On the bright side, the voice cast they got for this film is top-notch. While I have already expressed my love for Kevin Conroy as Batman, Peter Weller (Robocop!) as an elderly Batman/Bruce Wayne though knocks the performance out of the park. He just works so well for me, and he has a voice that is kind of serious and gravely without coming off as a bit of parody (still love you Bale!). And it’s not just Weller who shines in this cast, David Selby as Commissioner Gordon and Michael Jackson as Bruce’s loyal butler, Alfred, are perhaps have some of the best parts in the movie for me. Alfred is his usual dry self, but he does it with such charm that it is endearing. Selby brings a nice warmth, but toughness to Gordon, who is now up there in age, but dealing with a more reformed Gotham.
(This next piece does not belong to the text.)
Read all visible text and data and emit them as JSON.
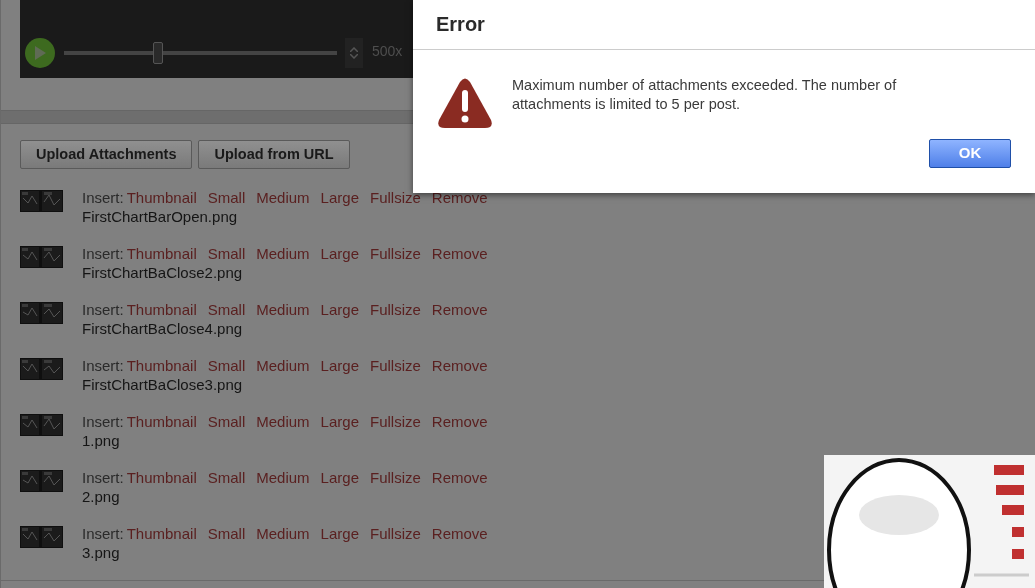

The rest of the cast does a decent job, but aren’t giving as much screen-time to work with aside from Ariel Winter as Carrie Kelley, the new Robin. I think she does a great job in the role, but there’s nothing in this film that makes me believe that she should have been Robin. The whole idea of Robin has always been a bit of a stretch since Batman deals with really bad people. When Carrie first dons the costume, which is just a Halloween costume, we see her come off a bit clumsy andÂ recklessÂ to the point where you fear she may get herself killed. The fact that she is able to take down the Mutant Leader, or at least distract him long enough for Batman to do his thing, seems a bit contrived from what little we had seen of her up until that point. Yes, much like any Robin, she eventually does get training from Batman, but she hadn’t earned much up to that point!
Which brings us to the final point, the actual story in the movie. If you’ve read the comic, you pretty much know all the beats. We’re about a decade out from the last sighting of the Batman. Gotham is in relative peace aside from a new gang calling themselves The Mutants, and Bruce is dealing with his life beyond the cape. Slowly, the pieces of the peace start to fall aside as the return of an old foe, Two-Face, triggers some events that leads to the return of Batman. Batman does battle with the mutants, which eventually escalates to an all-out assault planned on Gotham City.
That’s pretty much the extent of the plot. A lot of the political undertones from the source material have been removed from the adaption, though you still get discussion on whether or not Batman is better or worst for society. Â Ultimately, it is an odd talking point since a lot of this is focused on Batman and you see how much good he does for Gotham, but it also does mean he tends to bring out the wack jobs…
And that’s where The Dark Knight Returns Part 1 leaves off, it is a very smartly done cliffhanger. You are given a really solid movie from start to finish. It has a complete plot, but it dangles a very juicy carrot in front of you so that you will check out Part 2 when it drops next year. Sadly, I wish they would have been able to time the two releases closer together!
King- This isn’t the best DC DTV, and I’m not even sure it’s the best adaption, but it is a remarkably strong film from top to bottom. It features a great cast, amazing animation and a pretty solid story. If you’re a fan of the source material, or even if you aren’t, there’s a lot to enjoy here.